In that light, almost every relationship this season offers a perspective on Don’s increased sense of loss, the nostalgia he has for a world that never was that he keeps trying to create in his ads. Remember when he dug out that ad with the mother making soup back in “The Crash”? He’s twisted all of these emotions around, and he’s pushed so many of them onto the one woman who really shouldn’t have any of them pinned onto her: Peggy. He’s lost his daughter, and he’s pushed away his wife, and he’s increasingly seemed to be checked out at work. And when was the last time we got a scene of Don making a great pitch or just having a good time with his work pals, the Don Draper of old? That act isn’t working anymore. He’s a fallible titan, his entire lower half made of clay that his underlings keep chipping away at, and he’s not as safe as he thinks. When Don pushes back against Ted in a particularly snotty and pointless way, he’s not pushing back because he thinks Ted has taken his place in Peggy’s affections romantically or in the workplace or even as a father figure. No, he’s pushing back because he longs to get back to that closeness and keeps getting rejected by reality. Don isn’t fighting with Ted because of petty masculine bullshit; he’s fighting with Ted because of sibling rivalry.
- What a glorious and fun episode this was! All of the plotlines added up to something, and the tapestry of the show was unexpectedly rich. Even Glen (who seems to turn up more and more often just to deliver subtext in a monotone) ended up being a surprising amount of fun.
- I’m enjoying the continued teasing out of the truth about Bob Benson, and I’m glad it’s nowhere near as dramatic as the Internet wanted it to be. (Though just you wait until he comes to the office wearing a Pete Campbell suit next episode!)
- Great moments in leaving things hanging: Ken goes out hunting with the Chevy executives. The execs pull and turn when two birds burst up, and then one of them shoots right at Ken. Ken plummets to the ground. Now, he didn’t die—instead, he got buckshot all over his face and apparently at least some in his eye—but he was rattled enough to push the Chevy account off on Pete.
- I really enjoyed the three scenes with Sally and Betty, which just reaffirmed for me how few great mother/teenage daughter relationships there are on TV right now. The two push each other’s buttons, yes, but they also have a real, honest connection, and I love watching them snipe at each other, then come to an understanding. (Betty’s “You’re polite with everyone but me” was great.)

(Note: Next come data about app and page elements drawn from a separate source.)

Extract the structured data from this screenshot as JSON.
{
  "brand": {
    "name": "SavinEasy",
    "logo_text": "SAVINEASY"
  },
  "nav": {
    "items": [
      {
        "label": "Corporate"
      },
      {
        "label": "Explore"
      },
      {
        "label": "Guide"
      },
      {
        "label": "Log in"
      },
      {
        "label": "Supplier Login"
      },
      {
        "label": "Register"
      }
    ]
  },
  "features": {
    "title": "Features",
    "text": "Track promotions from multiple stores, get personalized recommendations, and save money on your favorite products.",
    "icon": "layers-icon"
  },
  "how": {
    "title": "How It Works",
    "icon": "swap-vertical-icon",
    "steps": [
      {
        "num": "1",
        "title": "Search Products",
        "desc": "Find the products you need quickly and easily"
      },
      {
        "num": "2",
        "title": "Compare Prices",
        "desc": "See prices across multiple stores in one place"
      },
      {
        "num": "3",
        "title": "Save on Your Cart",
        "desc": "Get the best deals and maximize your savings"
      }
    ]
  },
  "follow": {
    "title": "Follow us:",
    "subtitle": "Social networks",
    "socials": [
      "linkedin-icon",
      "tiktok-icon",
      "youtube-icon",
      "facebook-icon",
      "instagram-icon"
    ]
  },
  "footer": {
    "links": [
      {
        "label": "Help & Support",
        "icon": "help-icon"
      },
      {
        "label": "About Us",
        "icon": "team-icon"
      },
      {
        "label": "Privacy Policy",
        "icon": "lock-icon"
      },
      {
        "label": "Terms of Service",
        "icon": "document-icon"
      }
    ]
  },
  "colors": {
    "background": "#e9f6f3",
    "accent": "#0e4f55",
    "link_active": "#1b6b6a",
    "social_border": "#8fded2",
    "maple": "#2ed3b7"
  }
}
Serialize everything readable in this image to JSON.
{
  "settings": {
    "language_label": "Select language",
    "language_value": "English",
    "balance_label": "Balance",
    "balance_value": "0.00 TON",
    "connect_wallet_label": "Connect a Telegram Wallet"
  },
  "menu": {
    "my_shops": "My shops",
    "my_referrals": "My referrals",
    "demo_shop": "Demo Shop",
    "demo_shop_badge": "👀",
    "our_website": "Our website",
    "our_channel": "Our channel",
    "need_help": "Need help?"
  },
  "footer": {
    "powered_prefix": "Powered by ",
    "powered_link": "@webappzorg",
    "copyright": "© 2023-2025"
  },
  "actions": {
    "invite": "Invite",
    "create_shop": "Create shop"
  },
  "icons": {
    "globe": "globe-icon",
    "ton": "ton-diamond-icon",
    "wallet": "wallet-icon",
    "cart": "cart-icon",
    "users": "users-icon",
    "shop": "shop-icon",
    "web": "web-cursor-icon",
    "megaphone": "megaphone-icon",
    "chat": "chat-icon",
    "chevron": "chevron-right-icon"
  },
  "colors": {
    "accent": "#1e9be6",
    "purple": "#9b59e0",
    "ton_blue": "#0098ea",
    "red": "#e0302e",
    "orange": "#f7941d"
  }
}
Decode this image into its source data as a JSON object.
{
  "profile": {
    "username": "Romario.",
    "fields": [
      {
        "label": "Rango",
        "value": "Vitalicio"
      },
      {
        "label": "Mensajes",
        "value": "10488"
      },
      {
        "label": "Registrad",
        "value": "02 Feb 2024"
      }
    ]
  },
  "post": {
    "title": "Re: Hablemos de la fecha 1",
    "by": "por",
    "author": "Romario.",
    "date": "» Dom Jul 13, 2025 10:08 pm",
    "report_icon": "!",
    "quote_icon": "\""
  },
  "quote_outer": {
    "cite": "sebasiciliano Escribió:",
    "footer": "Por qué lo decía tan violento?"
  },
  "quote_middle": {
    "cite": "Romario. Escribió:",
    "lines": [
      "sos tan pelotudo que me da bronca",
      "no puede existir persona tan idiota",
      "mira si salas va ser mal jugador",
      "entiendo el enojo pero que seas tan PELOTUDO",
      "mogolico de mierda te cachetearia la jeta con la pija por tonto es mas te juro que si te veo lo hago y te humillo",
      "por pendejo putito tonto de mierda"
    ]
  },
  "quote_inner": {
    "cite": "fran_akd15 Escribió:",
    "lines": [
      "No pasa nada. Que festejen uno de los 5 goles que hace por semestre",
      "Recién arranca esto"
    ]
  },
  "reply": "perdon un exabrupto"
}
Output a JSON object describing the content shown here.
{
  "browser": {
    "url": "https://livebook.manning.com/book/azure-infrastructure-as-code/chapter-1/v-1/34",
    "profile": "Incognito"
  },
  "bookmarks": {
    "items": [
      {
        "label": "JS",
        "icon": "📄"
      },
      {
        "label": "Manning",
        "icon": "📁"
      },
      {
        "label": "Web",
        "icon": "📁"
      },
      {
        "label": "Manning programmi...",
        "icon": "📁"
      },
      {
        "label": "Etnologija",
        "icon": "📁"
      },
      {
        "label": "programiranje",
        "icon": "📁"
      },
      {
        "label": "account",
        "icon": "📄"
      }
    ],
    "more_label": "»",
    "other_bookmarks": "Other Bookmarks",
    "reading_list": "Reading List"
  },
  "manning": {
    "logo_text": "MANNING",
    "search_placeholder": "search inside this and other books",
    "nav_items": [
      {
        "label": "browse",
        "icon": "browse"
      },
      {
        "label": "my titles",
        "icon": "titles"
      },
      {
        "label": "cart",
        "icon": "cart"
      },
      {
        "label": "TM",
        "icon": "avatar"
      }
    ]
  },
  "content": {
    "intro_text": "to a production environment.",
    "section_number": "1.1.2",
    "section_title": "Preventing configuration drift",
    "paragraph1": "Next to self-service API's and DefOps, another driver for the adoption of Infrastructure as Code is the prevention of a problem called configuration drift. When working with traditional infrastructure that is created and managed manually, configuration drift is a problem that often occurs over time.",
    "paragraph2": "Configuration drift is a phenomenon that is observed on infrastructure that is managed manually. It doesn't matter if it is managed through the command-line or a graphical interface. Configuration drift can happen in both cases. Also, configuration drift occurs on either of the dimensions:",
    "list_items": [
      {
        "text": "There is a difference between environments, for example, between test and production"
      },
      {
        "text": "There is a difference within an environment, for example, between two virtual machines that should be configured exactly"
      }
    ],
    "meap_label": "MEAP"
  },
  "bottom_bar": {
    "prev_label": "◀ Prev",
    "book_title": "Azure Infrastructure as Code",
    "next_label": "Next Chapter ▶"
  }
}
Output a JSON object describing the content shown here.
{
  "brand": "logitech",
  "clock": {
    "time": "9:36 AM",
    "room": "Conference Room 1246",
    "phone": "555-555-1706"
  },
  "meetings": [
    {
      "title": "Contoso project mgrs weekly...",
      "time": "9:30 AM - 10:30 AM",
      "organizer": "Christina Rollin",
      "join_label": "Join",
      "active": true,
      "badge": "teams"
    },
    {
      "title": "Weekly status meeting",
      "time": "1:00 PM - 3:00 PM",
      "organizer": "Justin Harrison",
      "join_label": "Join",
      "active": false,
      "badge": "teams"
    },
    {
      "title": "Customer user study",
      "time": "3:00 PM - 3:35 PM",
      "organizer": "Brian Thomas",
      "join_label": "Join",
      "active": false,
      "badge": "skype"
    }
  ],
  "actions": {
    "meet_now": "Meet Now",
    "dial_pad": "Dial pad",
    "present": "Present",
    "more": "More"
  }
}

- Also: Sally’s going to boarding school, just in time for the final season! I always like seeing flashes of both her parents in Sally, and her ability to procure cigarettes seemingly with the snap of her fingers was vintage Don Draper.
- Harry Crane is still out in California, and he’s landed the Sunkist account to the tune of $8 million! Everything’s coming up Harry! (Except he still won’t be made partner, because boo!)
- Next week on Mad Men: It’s a clip show! Apparently!